━━━ Data for review

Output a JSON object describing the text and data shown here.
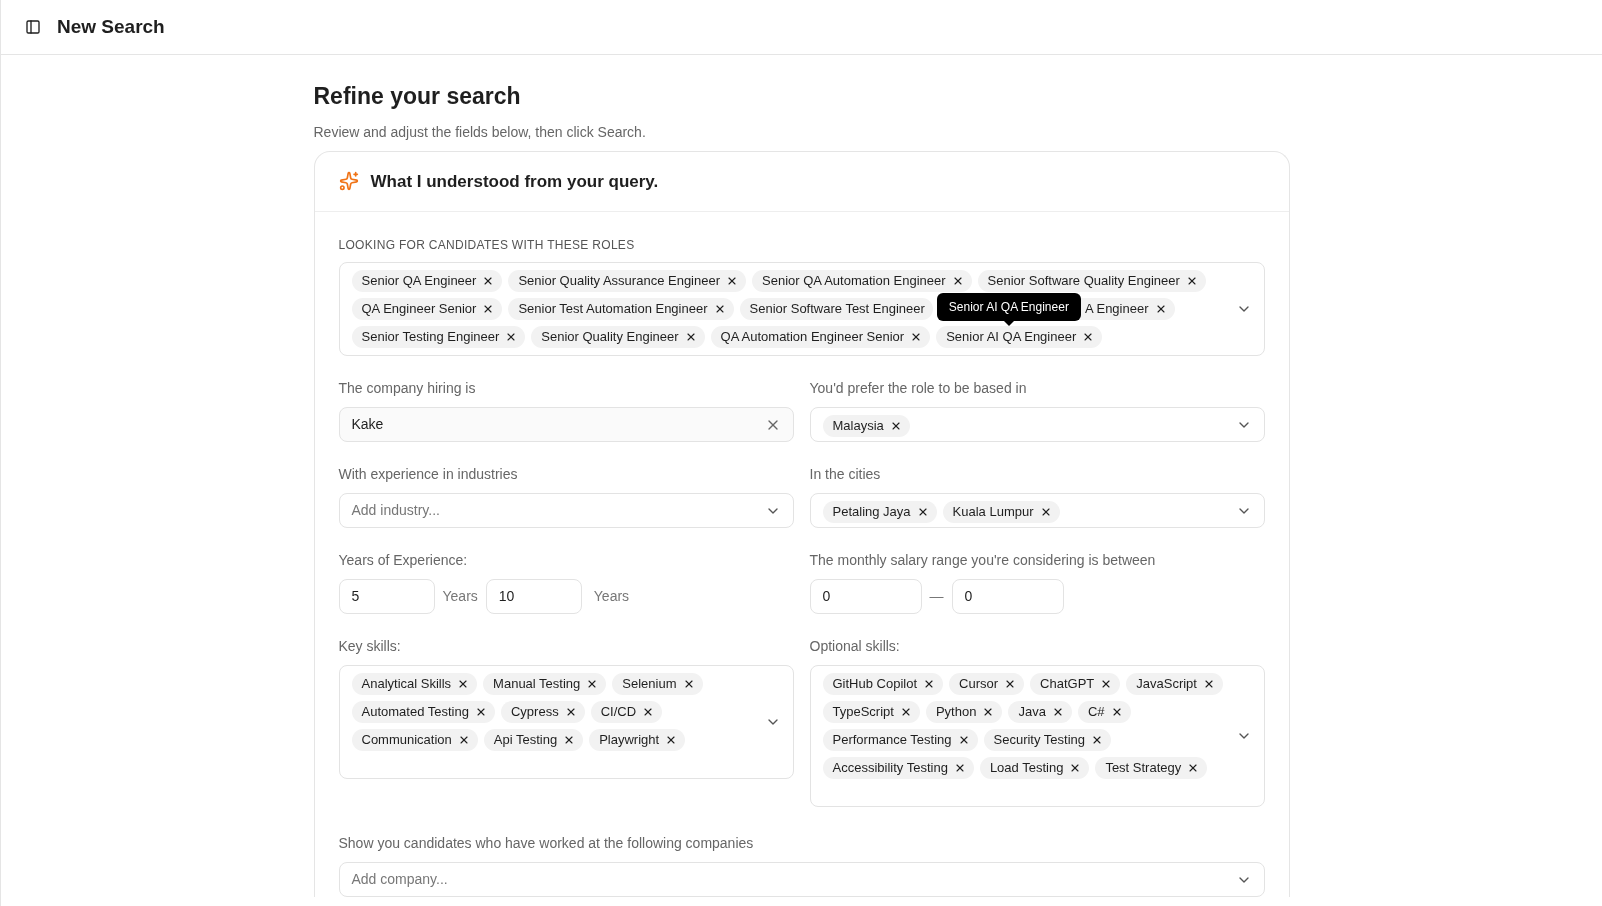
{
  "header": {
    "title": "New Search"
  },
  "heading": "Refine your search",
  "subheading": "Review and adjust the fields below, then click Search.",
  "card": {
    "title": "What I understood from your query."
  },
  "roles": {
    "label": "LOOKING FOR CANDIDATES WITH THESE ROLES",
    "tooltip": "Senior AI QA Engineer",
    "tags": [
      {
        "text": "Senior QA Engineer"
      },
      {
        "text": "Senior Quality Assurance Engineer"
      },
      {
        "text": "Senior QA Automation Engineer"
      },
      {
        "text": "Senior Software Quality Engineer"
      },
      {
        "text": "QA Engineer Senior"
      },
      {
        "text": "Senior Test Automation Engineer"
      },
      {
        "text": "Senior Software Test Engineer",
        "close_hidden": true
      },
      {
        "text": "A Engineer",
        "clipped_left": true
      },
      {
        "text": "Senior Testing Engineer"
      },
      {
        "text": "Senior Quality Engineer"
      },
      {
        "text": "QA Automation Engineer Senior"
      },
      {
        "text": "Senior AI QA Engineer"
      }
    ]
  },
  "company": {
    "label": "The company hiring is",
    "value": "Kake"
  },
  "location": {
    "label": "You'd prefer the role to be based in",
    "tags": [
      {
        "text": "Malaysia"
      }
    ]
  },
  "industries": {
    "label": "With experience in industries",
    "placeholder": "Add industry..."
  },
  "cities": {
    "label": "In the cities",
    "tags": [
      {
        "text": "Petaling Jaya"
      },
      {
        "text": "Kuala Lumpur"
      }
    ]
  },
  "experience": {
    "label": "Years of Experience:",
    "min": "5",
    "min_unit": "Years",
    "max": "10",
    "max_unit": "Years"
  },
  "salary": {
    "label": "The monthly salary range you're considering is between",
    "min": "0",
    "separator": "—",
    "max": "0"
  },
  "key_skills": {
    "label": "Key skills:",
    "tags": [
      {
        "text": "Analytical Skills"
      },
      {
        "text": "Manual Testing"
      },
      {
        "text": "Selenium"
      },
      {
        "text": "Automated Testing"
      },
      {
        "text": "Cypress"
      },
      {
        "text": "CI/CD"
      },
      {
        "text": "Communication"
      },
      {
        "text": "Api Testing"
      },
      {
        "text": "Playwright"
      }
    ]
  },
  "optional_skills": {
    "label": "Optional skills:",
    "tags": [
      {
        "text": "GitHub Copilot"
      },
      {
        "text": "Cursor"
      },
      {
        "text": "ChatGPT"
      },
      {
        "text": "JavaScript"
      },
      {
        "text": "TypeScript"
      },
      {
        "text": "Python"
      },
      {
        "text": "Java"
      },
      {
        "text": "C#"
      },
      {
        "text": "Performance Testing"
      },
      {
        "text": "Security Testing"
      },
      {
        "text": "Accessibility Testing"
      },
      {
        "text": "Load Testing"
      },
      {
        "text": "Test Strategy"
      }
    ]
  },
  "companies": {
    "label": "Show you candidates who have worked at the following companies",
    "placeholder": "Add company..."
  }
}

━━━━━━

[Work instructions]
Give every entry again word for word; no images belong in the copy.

[Response below]
Output a JSON object describing the text and data shown here.
{
  "header": {
    "title": "New Search"
  },
  "heading": "Refine your search",
  "subheading": "Review and adjust the fields below, then click Search.",
  "card": {
    "title": "What I understood from your query."
  },
  "roles": {
    "label": "LOOKING FOR CANDIDATES WITH THESE ROLES",
    "tooltip": "Senior AI QA Engineer",
    "tags": [
      {
        "text": "Senior QA Engineer"
      },
      {
        "text": "Senior Quality Assurance Engineer"
      },
      {
        "text": "Senior QA Automation Engineer"
      },
      {
        "text": "Senior Software Quality Engineer"
      },
      {
        "text": "QA Engineer Senior"
      },
      {
        "text": "Senior Test Automation Engineer"
      },
      {
        "text": "Senior Software Test Engineer",
        "close_hidden": true
      },
      {
        "text": "A Engineer",
        "clipped_left": true
      },
      {
        "text": "Senior Testing Engineer"
      },
      {
        "text": "Senior Quality Engineer"
      },
      {
        "text": "QA Automation Engineer Senior"
      },
      {
        "text": "Senior AI QA Engineer"
      }
    ]
  },
  "company": {
    "label": "The company hiring is",
    "value": "Kake"
  },
  "location": {
    "label": "You'd prefer the role to be based in",
    "tags": [
      {
        "text": "Malaysia"
      }
    ]
  },
  "industries": {
    "label": "With experience in industries",
    "placeholder": "Add industry..."
  },
  "cities": {
    "label": "In the cities",
    "tags": [
      {
        "text": "Petaling Jaya"
      },
      {
        "text": "Kuala Lumpur"
      }
    ]
  },
  "experience": {
    "label": "Years of Experience:",
    "min": "5",
    "min_unit": "Years",
    "max": "10",
    "max_unit": "Years"
  },
  "salary": {
    "label": "The monthly salary range you're considering is between",
    "min": "0",
    "separator": "—",
    "max": "0"
  },
  "key_skills": {
    "label": "Key skills:",
    "tags": [
      {
        "text": "Analytical Skills"
      },
      {
        "text": "Manual Testing"
      },
      {
        "text": "Selenium"
      },
      {
        "text": "Automated Testing"
      },
      {
        "text": "Cypress"
      },
      {
        "text": "CI/CD"
      },
      {
        "text": "Communication"
      },
      {
        "text": "Api Testing"
      },
      {
        "text": "Playwright"
      }
    ]
  },
  "optional_skills": {
    "label": "Optional skills:",
    "tags": [
      {
        "text": "GitHub Copilot"
      },
      {
        "text": "Cursor"
      },
      {
        "text": "ChatGPT"
      },
      {
        "text": "JavaScript"
      },
      {
        "text": "TypeScript"
      },
      {
        "text": "Python"
      },
      {
        "text": "Java"
      },
      {
        "text": "C#"
      },
      {
        "text": "Performance Testing"
      },
      {
        "text": "Security Testing"
      },
      {
        "text": "Accessibility Testing"
      },
      {
        "text": "Load Testing"
      },
      {
        "text": "Test Strategy"
      }
    ]
  },
  "companies": {
    "label": "Show you candidates who have worked at the following companies",
    "placeholder": "Add company..."
  }
}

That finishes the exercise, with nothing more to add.